The input –
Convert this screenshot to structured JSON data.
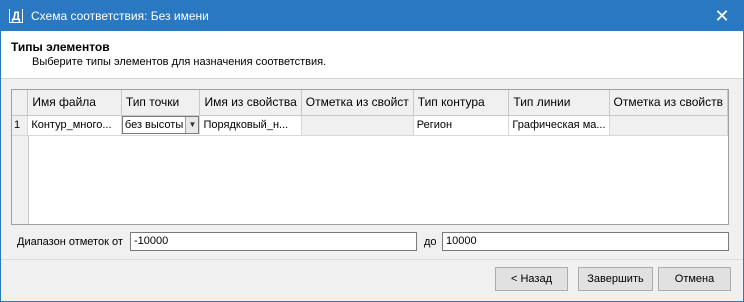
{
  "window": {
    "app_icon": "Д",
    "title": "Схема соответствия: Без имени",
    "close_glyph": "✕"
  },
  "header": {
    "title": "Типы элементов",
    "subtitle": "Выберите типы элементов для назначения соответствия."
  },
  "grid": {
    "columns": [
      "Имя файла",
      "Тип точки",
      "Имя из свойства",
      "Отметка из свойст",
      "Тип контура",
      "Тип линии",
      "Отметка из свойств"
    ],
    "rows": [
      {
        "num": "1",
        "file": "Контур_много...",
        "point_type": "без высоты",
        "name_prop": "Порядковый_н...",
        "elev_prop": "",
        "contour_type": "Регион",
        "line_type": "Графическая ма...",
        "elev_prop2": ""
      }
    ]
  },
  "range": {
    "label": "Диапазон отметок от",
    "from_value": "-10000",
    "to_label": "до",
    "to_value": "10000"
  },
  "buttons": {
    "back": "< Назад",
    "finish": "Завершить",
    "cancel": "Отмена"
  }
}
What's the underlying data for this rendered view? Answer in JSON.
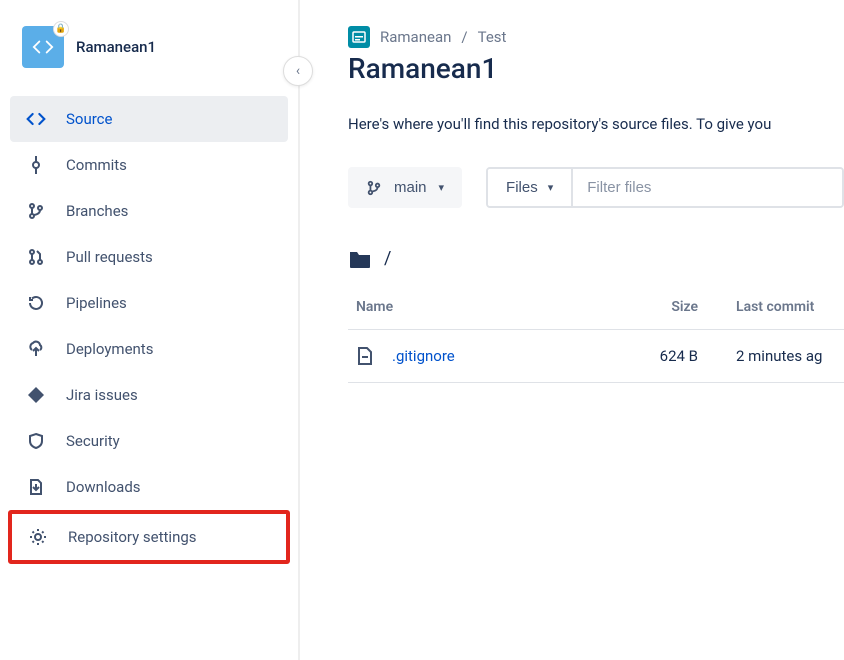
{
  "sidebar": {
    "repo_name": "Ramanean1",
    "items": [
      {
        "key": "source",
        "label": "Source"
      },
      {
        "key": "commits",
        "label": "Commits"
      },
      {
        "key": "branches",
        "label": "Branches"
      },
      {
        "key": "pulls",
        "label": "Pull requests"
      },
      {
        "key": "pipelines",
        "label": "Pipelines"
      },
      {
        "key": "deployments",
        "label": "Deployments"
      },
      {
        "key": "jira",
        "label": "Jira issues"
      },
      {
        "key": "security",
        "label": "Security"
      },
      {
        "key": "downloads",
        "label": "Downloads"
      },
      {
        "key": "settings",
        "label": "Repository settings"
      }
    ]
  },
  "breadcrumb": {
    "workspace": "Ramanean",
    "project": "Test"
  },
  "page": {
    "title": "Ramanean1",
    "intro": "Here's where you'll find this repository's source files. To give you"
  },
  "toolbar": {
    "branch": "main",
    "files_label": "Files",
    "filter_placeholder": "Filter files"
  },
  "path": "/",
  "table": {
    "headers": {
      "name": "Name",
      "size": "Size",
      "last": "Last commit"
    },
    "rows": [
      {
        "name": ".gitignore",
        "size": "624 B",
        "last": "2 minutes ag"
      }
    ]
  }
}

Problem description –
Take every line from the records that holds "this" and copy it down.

Written response –
Convert this screenshot to structured JSON data.
What's the underlying data for this rendered view? Answer in JSON.
    "intro": "Here's where you'll find this repository's source files. To give you"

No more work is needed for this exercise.